Thanks for nothing, universe.

Suboptimal Outcomes

A million years ago in another lifetime, I got myself hooked on some infertility blogs. I was in my early twenties and single. Getting pregnant was the absolute farthest thing from my mind. No matter, though—I sat there scrolling through tens of thousands of words from women going through precisely the thing that I am going through right now. Was it some kind of subconscious intuition? Am I psychic? Probably not. Probably, I just really loved the drama. Also, the women whose blogs I followed back then were intelligent and witty and interesting.

So, I have been following Julie at A Little Pregnant for over a decade. That’s crazy, right? Oddly, I don’t believe that I have ever once commented on her blog. Mostly because back then, I was afraid to jump in amongst a crazy group of infertile women when I was just a casual observer who could not in any way fathom what they were going through. Now that I AM a genuine member of Club Infertility, she is a genuine parent—which can be just as hard to relate to when you’re sitting where we are.

Anyway, a few weeks ago, Julie posted a response to this article about the overuse of IVF technology. Her response is funny and poignant, and anyone who has stared or will stare IVF in the face should read it and enjoy a smile.

I hope that ten years from now, we’re all making school lunches for our own suboptimal IVF outcomes.

Consider Yourself Warned

I am so sick of thinking about babymaking.

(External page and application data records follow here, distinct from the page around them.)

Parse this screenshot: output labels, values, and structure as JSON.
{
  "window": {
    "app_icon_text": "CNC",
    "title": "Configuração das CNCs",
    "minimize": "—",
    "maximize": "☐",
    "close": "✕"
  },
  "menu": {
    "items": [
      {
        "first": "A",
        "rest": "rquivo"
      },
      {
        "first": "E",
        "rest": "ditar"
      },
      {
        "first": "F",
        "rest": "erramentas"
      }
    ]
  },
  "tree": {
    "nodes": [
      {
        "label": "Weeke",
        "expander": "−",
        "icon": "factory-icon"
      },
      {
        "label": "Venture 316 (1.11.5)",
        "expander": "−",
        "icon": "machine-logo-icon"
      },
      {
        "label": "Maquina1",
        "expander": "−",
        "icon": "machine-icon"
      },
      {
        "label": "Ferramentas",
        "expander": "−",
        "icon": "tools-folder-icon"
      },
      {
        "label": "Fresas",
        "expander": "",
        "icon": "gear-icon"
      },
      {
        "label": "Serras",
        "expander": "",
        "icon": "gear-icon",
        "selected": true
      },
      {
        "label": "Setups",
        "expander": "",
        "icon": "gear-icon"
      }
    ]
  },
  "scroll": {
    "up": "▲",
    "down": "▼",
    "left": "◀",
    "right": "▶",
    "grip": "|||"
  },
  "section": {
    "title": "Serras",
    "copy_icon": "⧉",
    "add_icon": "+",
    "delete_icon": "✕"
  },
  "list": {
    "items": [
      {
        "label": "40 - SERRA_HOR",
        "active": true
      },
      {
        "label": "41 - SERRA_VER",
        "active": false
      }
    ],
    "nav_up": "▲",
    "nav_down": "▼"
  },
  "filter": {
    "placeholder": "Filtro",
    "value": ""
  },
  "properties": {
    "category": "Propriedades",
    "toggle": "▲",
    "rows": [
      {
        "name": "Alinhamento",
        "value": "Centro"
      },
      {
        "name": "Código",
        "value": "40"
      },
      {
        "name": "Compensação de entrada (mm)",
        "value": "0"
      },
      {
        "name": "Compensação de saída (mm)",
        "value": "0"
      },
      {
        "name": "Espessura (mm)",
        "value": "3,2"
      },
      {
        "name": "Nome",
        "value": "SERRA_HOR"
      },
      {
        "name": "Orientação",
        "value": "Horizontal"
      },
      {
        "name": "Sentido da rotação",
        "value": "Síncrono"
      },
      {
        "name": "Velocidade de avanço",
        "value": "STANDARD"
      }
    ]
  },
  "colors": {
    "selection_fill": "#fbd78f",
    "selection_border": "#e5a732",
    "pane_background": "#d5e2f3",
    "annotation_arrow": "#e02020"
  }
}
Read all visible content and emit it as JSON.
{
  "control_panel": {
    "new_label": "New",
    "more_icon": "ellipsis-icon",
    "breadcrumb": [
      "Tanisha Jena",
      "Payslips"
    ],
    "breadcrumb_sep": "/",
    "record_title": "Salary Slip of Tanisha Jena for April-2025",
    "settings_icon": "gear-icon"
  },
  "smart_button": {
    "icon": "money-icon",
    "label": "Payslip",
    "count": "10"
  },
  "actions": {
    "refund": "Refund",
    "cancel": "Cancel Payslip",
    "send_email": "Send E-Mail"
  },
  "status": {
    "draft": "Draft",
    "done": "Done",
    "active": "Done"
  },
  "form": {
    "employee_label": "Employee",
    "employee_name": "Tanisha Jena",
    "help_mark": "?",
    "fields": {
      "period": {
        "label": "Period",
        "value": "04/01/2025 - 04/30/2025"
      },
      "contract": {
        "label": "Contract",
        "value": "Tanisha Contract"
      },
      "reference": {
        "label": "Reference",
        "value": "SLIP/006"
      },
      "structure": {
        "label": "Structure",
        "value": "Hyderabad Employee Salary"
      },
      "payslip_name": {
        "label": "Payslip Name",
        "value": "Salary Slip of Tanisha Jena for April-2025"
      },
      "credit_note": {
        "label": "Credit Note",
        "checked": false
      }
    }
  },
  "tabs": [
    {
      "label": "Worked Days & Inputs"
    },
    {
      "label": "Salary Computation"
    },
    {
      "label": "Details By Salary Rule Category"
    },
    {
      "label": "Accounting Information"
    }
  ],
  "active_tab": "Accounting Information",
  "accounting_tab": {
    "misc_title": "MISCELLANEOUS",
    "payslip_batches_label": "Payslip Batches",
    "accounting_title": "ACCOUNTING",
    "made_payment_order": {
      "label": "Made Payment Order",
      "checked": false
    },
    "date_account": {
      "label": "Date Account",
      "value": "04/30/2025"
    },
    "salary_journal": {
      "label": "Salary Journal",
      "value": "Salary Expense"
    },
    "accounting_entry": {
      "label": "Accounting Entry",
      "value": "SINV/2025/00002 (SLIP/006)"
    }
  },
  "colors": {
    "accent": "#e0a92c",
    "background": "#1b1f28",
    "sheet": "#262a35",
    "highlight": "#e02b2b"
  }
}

I am sick of peeing on sticks. I am sick of examining my cervical fluid. I am sick of planning my life around a 4-week(ish) calendar.

I’ve been sitting here thinking about how I might knit my RE a scarf for the holidays, and I realized—CRAP. I will still be seeing my RE over the holidays no matter what happens with the FET. I have enough goddamned time to knit my RE a freaking scarf. (To thank her because she takes really good care of me/us… EVEN IF I AM NOT PREGNANT.)

Also, I am fucking sick of acronyms. OPK? Why is it called an Ovulation Prediction KIT when it’s just a flipping stick that you pee on? What about that makes it a freaking kit? In my mind, a kit is something a bit more involved—with bottles and charts and beads and laces or something. It should be an Ovulation Prediction Test. Or hell, if I’m going to nitpick, let’s nitpick the “P.” Prediction? My ass. If those stupid things were truly capable of making predictions, half of us would be pregnant by now.

So yes, good morning. I apologize for the early morning swearing. I got very little sleep last night, and whatever side of the bed I woke up on was most definitely wrong.

Today is cycle day 14, and Fertility Friend is officially wigging out on me. I stopped temping ages ago because I am the worst sleeper in the history of sleep, but I do use FF Fertility Friend to track everything else. Unfortunately, all of my medicated cycles have confused the hell out of the poor app, and it has absolutely no idea what’s going on with this “natural” cycle. (Can you really consider it natural when you have surgery on your uterus?) So according to Fertility Friend, I should be ovulating sometime between last Sunday and the next millennium.

The only reasons I care about ovulation this month are a) I’d like to get this FET frozen embryo transfer rolling, and b) my right ovary feels like it’s going to explode.

It’s odd, because I do not recall having pain quite this significant when stimming for in vitro fertilization. (See what I did there?) You would think my ovaries would have been most sensitive when they were totally enlarged and filled with a whole mess of large follicles, but no. It seems that righty here is still mightily pissed off about the whole needle-stabbing/suction bit at the end of August and she wants me to be totally aware that I got anesthesia while she got mauled by surgical steel.

Fortunately, there was a glimmer of hope in a darkening ovulation prediction test this morning. I am hoping for a positive tomorrow, which is still within a pretty reasonable normal window. Having said that, it probably won’t happen because not a single thing about my cycles has been normal since January of 2013.

How are you this morning? Please try to keep your responses acronym-free lest I lose my fragile mind over an “OK.”

I should really know better than to throw something like that out there because the last time I said something comparable, this was what happened: